- A statement in Google’s help pages, to the effect that the default Safari configuration effectively prevents them from tracking users; and
- Google’s participation in the Network Advertising Initiative, which has a code of conduct that generally requires complete disclosure of data collection practices.
While expansive, this is not unfair. Companies like Google get plenty of mileage out of NAI participation as a “Good Housekeeping Seal” for privacy, so they should also be liable when they transgress those requirements.

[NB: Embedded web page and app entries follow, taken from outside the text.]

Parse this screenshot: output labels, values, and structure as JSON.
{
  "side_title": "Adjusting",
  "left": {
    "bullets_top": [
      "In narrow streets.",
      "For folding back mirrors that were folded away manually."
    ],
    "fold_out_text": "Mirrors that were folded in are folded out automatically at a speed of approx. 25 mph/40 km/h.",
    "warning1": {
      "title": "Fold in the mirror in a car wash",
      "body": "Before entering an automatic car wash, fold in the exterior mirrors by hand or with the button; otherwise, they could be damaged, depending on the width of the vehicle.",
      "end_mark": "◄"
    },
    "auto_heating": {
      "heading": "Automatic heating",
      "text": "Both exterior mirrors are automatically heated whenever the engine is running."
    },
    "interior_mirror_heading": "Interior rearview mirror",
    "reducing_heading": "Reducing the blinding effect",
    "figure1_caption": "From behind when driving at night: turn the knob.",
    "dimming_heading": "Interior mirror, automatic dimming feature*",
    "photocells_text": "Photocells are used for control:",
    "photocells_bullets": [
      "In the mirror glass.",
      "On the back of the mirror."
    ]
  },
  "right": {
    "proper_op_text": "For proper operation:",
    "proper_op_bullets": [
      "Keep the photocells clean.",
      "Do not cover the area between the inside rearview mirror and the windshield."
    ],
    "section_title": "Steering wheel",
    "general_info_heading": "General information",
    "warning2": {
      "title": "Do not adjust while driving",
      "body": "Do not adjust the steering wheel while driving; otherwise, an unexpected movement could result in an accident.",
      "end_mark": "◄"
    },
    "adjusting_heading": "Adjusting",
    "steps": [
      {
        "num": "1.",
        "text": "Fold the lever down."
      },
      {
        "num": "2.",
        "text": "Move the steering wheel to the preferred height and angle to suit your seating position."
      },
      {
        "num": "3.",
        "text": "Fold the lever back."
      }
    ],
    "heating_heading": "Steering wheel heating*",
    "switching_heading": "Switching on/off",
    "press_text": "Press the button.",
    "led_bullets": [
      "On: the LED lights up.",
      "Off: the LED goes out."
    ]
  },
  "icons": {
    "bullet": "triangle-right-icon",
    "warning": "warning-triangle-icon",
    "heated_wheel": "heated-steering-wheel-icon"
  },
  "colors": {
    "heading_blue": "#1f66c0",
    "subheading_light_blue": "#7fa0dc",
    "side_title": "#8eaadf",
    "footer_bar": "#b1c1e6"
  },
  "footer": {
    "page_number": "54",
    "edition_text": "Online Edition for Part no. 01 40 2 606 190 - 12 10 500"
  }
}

As a basis for liability, this is not unlike Rule 10b-5 in securities law, which makes public companies accountable not only for express misstatements, but also for omissions of material facts.
What this means in practical terms: